Giardino degli Aranci
0.37km from Aventine Hill
Giardino degli Aranci is the name used to describe the park Savelli , a park of Rome of about 7,800 m², located on the hill Aventino , in the district Ripa , which offers an excellent view of the city. The garden, as it currently appears, was built in 1932 by the architect Raffaele De Vico. The park offers an excellent view of the city. It was constructed to offer public access to the view from the side of the hill, creating a new ‘’belvedere’’, to be added to the existing viewpoints in Rom
Mouth of Truth
0.7km from Aventine Hill
The Mouth of Truth is nothing more than a manhole cover of the Cloaca Maxima. It was one of the most famous images of the Eternal City is this mysterious bearded male face, carved on a Pavonazzetto marble slab of about 1.75 metres in diameter which was located in the portico of the church of Santa Maria in Cosmedin, was intended as the depiction of a river deity.
Pyramid of Caius Cestius
0.72km from Aventine Hill
The Pyramid of Cestius was most likely built between 18 and 12 BC. The 36-meter high pyramid was built as a tomb for a wealthy Roman under the sway of all things Egyptian. It is a remarkable monument, made of white Carrara marble and exactly 100 Roman feet high. It stands at a fork between two ancient roads, the Via Ostiensis and another road that ran west to the Tiber along the approximate line of the modern Via Marmorata.
0.74km from Aventine Hill
The Circus Maximus was a chariot racetrack in Rome first constructed in the 6th century BCE. A U-shaped structure with seats on three sides and a low wall running down the middle of the arena around which the chariots raced. It was also used for other public events such as the Roman Games and gladiator fights and was last used for chariot races in the 6th century CE. In its fully developed form, it became the model for circuses throughout the Roman Empire.
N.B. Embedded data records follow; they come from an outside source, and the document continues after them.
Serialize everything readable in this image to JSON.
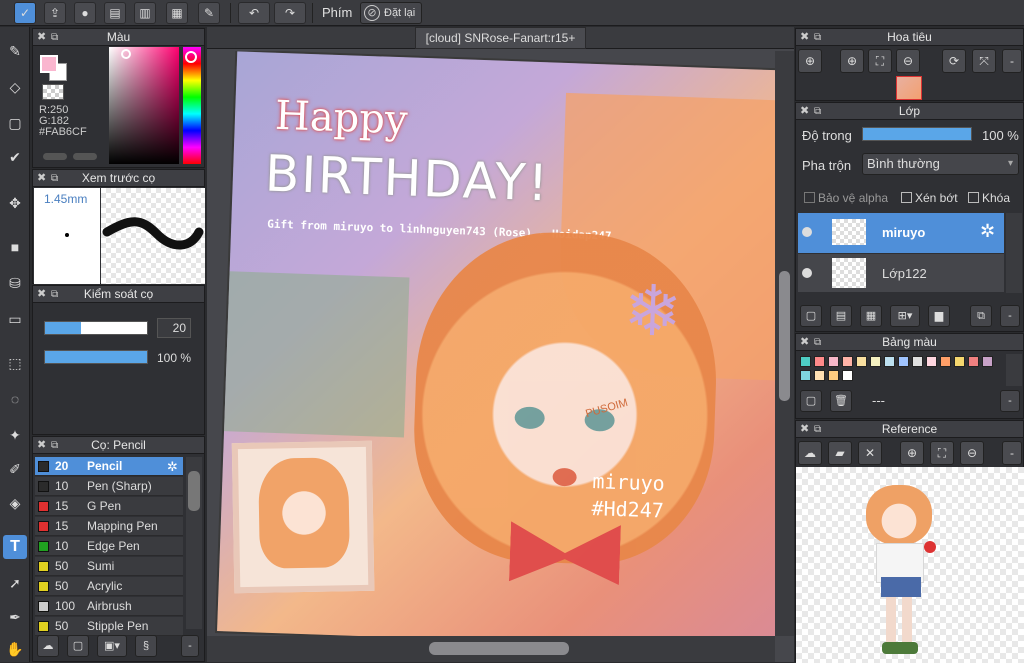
{
  "toolbar": {
    "phim_label": "Phím",
    "reset_label": "Đặt lại"
  },
  "canvas_tab": {
    "title": "[cloud] SNRose-Fanart:r15+"
  },
  "color_panel": {
    "title": "Màu",
    "r": "R:250",
    "g": "G:182",
    "hex": "#FAB6CF",
    "main_color": "#FAB6CF"
  },
  "preview_panel": {
    "title": "Xem trước cọ",
    "size": "1.45mm"
  },
  "brush_control": {
    "title": "Kiểm soát cọ",
    "size_value": "20",
    "opacity_value": "100 %",
    "size_fraction": 0.35,
    "opacity_fraction": 1.0
  },
  "brush_panel": {
    "title": "Cọ: Pencil",
    "items": [
      {
        "size": "20",
        "name": "Pencil",
        "color": "#2b2b2b"
      },
      {
        "size": "10",
        "name": "Pen (Sharp)",
        "color": "#2b2b2b"
      },
      {
        "size": "15",
        "name": "G Pen",
        "color": "#e03030"
      },
      {
        "size": "15",
        "name": "Mapping Pen",
        "color": "#e03030"
      },
      {
        "size": "10",
        "name": "Edge Pen",
        "color": "#20a020"
      },
      {
        "size": "50",
        "name": "Sumi",
        "color": "#e0d020"
      },
      {
        "size": "50",
        "name": "Acrylic",
        "color": "#e0d020"
      },
      {
        "size": "100",
        "name": "Airbrush",
        "color": "#cccccc"
      },
      {
        "size": "50",
        "name": "Stipple Pen",
        "color": "#e0d020"
      }
    ]
  },
  "navigator": {
    "title": "Hoa tiêu"
  },
  "layers": {
    "title": "Lớp",
    "opacity_label": "Độ trong",
    "opacity_value": "100 %",
    "opacity_fraction": 1.0,
    "blend_label": "Pha trộn",
    "blend_value": "Bình thường",
    "protect_alpha": "Bảo vệ alpha",
    "clipping": "Xén bớt",
    "lock": "Khóa",
    "items": [
      {
        "name": "miruyo"
      },
      {
        "name": "Lớp122"
      }
    ]
  },
  "palette": {
    "title": "Bảng màu",
    "name": "---",
    "colors": [
      "#4ecdc4",
      "#ff8a8a",
      "#f6b6c8",
      "#ffb3a7",
      "#f9e0a0",
      "#f4f0c0",
      "#bde0f0",
      "#a0c4ff",
      "#e0e0e0",
      "#ffd6e0",
      "#ff9f68",
      "#f5d76e",
      "#f08080",
      "#c8a2c8",
      "#7ed6df",
      "#ffe0b2",
      "#ffcc80",
      "#fff"
    ]
  },
  "reference": {
    "title": "Reference"
  },
  "artwork": {
    "line1": "Happy",
    "line2": "BIRTHDAY!",
    "gift": "Gift from miruyo to linhnguyen743 (Rose) - Hoidap247",
    "signature": "miruyo",
    "hashtag": "#Hd247",
    "watermark": "PUSOIM"
  }
}
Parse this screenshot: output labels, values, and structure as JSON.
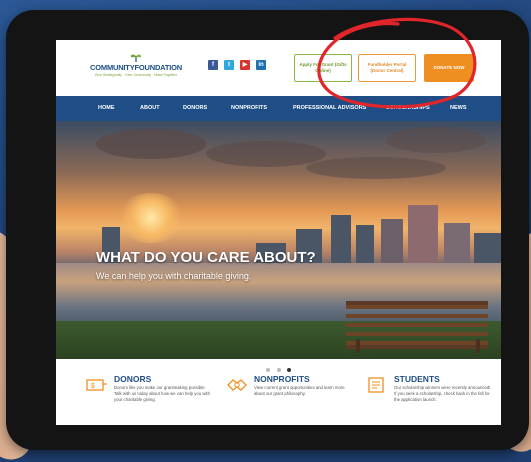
{
  "site": {
    "logo_name": "COMMUNITYFOUNDATION",
    "logo_tagline": "Give Strategically · Give Generously · Make Together"
  },
  "social": [
    {
      "icon": "facebook-icon",
      "glyph": "f",
      "color": "#3b5998"
    },
    {
      "icon": "twitter-icon",
      "glyph": "t",
      "color": "#2fa7e0"
    },
    {
      "icon": "youtube-icon",
      "glyph": "▶",
      "color": "#d9342b"
    },
    {
      "icon": "linkedin-icon",
      "glyph": "in",
      "color": "#1f6fb0"
    }
  ],
  "header_buttons": {
    "apply": "Apply For Grant (Gifts Online)",
    "fundholder": "Fundholder Portal (Donor Central)",
    "donate": "DONATE NOW"
  },
  "nav": [
    "HOME",
    "ABOUT",
    "DONORS",
    "NONPROFITS",
    "PROFESSIONAL ADVISORS",
    "SCHOLARSHIPS",
    "NEWS"
  ],
  "hero": {
    "title": "WHAT DO YOU CARE ABOUT?",
    "subtitle": "We can help you with charitable giving."
  },
  "carousel": {
    "count": 3,
    "active": 2
  },
  "features": [
    {
      "title": "DONORS",
      "text": "Donors like you make our grantmaking possible. Talk with us today about how we can help you with your charitable giving."
    },
    {
      "title": "NONPROFITS",
      "text": "View current grant opportunities and learn more about our grant philosophy."
    },
    {
      "title": "STUDENTS",
      "text": "Our scholarship winners were recently announced! If you seek a scholarship, check back in the fall for the application launch."
    }
  ],
  "colors": {
    "brand_blue": "#1f4e86",
    "accent_orange": "#ef8f22",
    "accent_green": "#8bb843",
    "annotation_red": "#e0262b"
  }
}
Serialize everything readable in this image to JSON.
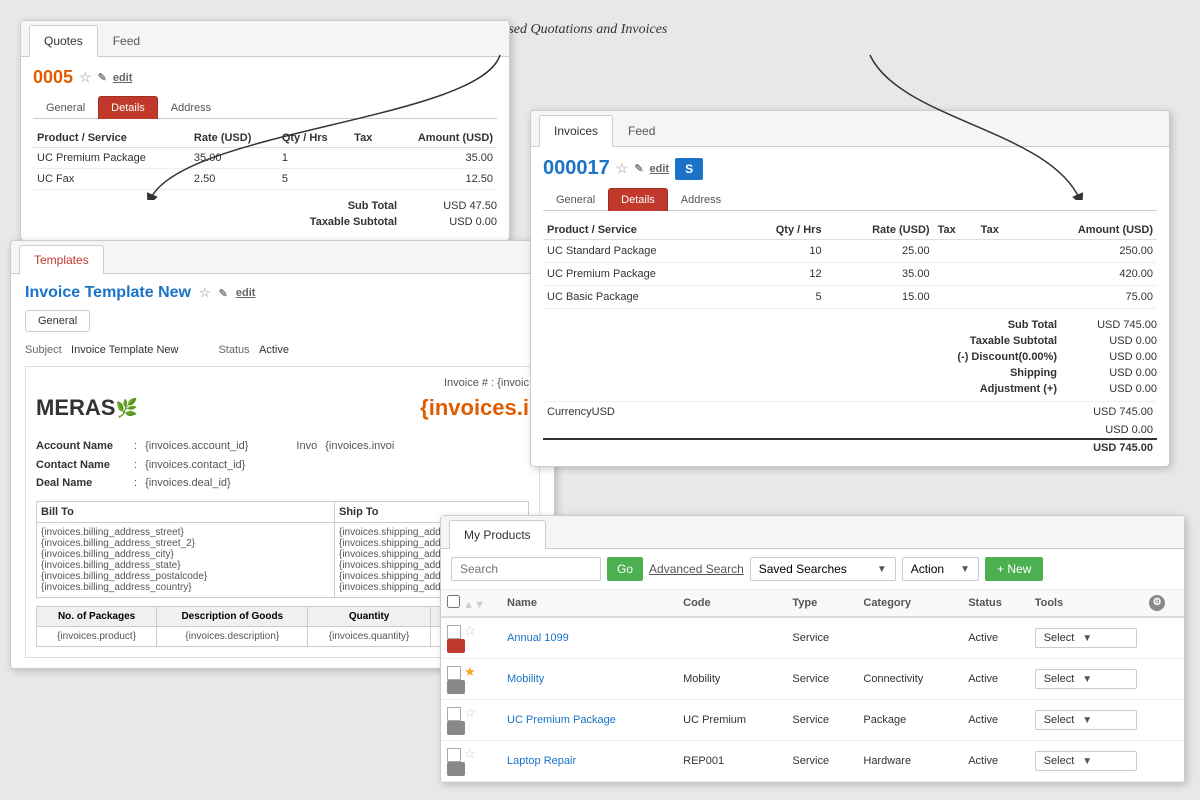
{
  "annotation": {
    "text": "Template based Quotations and Invoices"
  },
  "quotes": {
    "tabs": [
      "Quotes",
      "Feed"
    ],
    "active_tab": "Quotes",
    "record_id": "0005",
    "edit_label": "edit",
    "sub_tabs": [
      "General",
      "Details",
      "Address"
    ],
    "active_sub_tab": "Details",
    "table_headers": [
      "Product / Service",
      "Rate (USD)",
      "Qty / Hrs",
      "Tax",
      "Amount (USD)"
    ],
    "rows": [
      {
        "product": "UC Premium Package",
        "rate": "35.00",
        "qty": "1",
        "tax": "",
        "amount": "35.00"
      },
      {
        "product": "UC Fax",
        "rate": "2.50",
        "qty": "5",
        "tax": "",
        "amount": "12.50"
      }
    ],
    "summary": [
      {
        "label": "Sub Total",
        "value": "USD 47.50"
      },
      {
        "label": "Taxable Subtotal",
        "value": "USD 0.00"
      }
    ]
  },
  "templates": {
    "tab_label": "Templates",
    "title": "Invoice Template New",
    "edit_label": "edit",
    "general_tab": "General",
    "subject_label": "Subject",
    "subject_value": "Invoice Template New",
    "status_label": "Status",
    "status_value": "Active",
    "invoice_num_placeholder": "Invoice # : {invoic",
    "invoice_title_placeholder": "{invoices.i",
    "account_name_label": "Account Name",
    "account_name_value": "{invoices.account_id}",
    "invoice_label": "Invo",
    "invoice_value": "{invoices.invoi",
    "contact_name_label": "Contact Name",
    "contact_name_value": "{invoices.contact_id}",
    "deal_name_label": "Deal Name",
    "deal_name_value": "{invoices.deal_id}",
    "bill_to_label": "Bill To",
    "ship_to_label": "Ship To",
    "bill_fields": [
      "{invoices.billing_address_street}",
      "{invoices.billing_address_street_2}",
      "{invoices.billing_address_city}",
      "{invoices.billing_address_state}",
      "{invoices.billing_address_postalcode}",
      "{invoices.billing_address_country}"
    ],
    "ship_fields": [
      "{invoices.shipping_addr",
      "{invoices.shipping_addr",
      "{invoices.shipping_addr",
      "{invoices.shipping_addr",
      "{invoices.shipping_addr",
      "{invoices.shipping_add"
    ],
    "goods_headers": [
      "No. of Packages",
      "Description of Goods",
      "Quantity",
      "Unit Value"
    ],
    "goods_rows": [
      [
        "{invoices.product}",
        "{invoices.description}",
        "{invoices.quantity}",
        "{invoices.rate}"
      ]
    ]
  },
  "invoices": {
    "tabs": [
      "Invoices",
      "Feed"
    ],
    "active_tab": "Invoices",
    "record_id": "000017",
    "edit_label": "edit",
    "sub_tabs": [
      "General",
      "Details",
      "Address"
    ],
    "active_sub_tab": "Details",
    "table_headers": [
      "Product / Service",
      "Qty / Hrs",
      "Rate (USD)",
      "Tax",
      "Tax",
      "Amount (USD)"
    ],
    "rows": [
      {
        "product": "UC Standard Package",
        "qty": "10",
        "rate": "25.00",
        "tax1": "",
        "tax2": "",
        "amount": "250.00"
      },
      {
        "product": "UC Premium Package",
        "qty": "12",
        "rate": "35.00",
        "tax1": "",
        "tax2": "",
        "amount": "420.00"
      },
      {
        "product": "UC Basic Package",
        "qty": "5",
        "rate": "15.00",
        "tax1": "",
        "tax2": "",
        "amount": "75.00"
      }
    ],
    "summary": [
      {
        "label": "Sub Total",
        "value": "USD 745.00"
      },
      {
        "label": "Taxable Subtotal",
        "value": "USD 0.00"
      },
      {
        "label": "(-) Discount(0.00%)",
        "value": "USD 0.00"
      },
      {
        "label": "Shipping",
        "value": "USD 0.00"
      },
      {
        "label": "Adjustment (+)",
        "value": "USD 0.00"
      }
    ],
    "totals": [
      {
        "value": "USD 745.00"
      },
      {
        "value": "USD 0.00"
      },
      {
        "value": "USD 745.00"
      }
    ],
    "currency_label": "Currency",
    "currency_value": "USD"
  },
  "products": {
    "tab_label": "My Products",
    "search_placeholder": "Search",
    "go_label": "Go",
    "adv_search_label": "Advanced Search",
    "saved_searches_label": "Saved Searches",
    "action_label": "Action",
    "new_label": "+ New",
    "columns": [
      "",
      "Name",
      "Code",
      "Type",
      "Category",
      "Status",
      "Tools",
      ""
    ],
    "rows": [
      {
        "name": "Annual 1099",
        "code": "",
        "type": "Service",
        "category": "",
        "status": "Active",
        "tools": "Select",
        "starred": false,
        "icon_red": true
      },
      {
        "name": "Mobility",
        "code": "Mobility",
        "type": "Service",
        "category": "Connectivity",
        "status": "Active",
        "tools": "Select",
        "starred": true,
        "icon_red": false
      },
      {
        "name": "UC Premium Package",
        "code": "UC Premium",
        "type": "Service",
        "category": "Package",
        "status": "Active",
        "tools": "Select",
        "starred": false,
        "icon_red": false
      },
      {
        "name": "Laptop Repair",
        "code": "REP001",
        "type": "Service",
        "category": "Hardware",
        "status": "Active",
        "tools": "Select",
        "starred": false,
        "icon_red": false
      }
    ]
  }
}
The site is now a public park.
0.89km from Aventine Hill
The Tiber Island is almost 300 X 70 meters, which the Romans referred to as “inter duos pontes” between the two bridges. It seems most of its mass is owed to the formation of a sandbar, historically added to by the Romans, as an easier way to ford the Tiber River. The island is boat-shaped, approximately 270 meters wide, and has been connected with bridges to both sides of the river since antiquity.
Basilica of Our Lady in Trastevere
1.02km from Aventine Hill
The Basilica of Our Lady in Trastevere is one of the oldest churches still standing in Rome. However, the majority of the building as we see it today was erected later, in the twelfth century AD. The inscription on the episcopal throne states that this is the first church in Rome dedicated to Mary, mother of Jesus. The church has large areas of important mosaics from the late 13th century by Pietro Cavallini.
Discover More Attractions in Lazio, Home of Aventine Hill
Lazio is one of the 20 administrative regions of Italy. Situated in the central peninsular section of the country, it has 5,864,321 inhabitants – making it the second most populated region of Italy – and its GDP of more than €197 billion per year means that it has the nation's second-largest regional economy. The capital of Lazio is Rome, which is also the capital and largest city of Italy.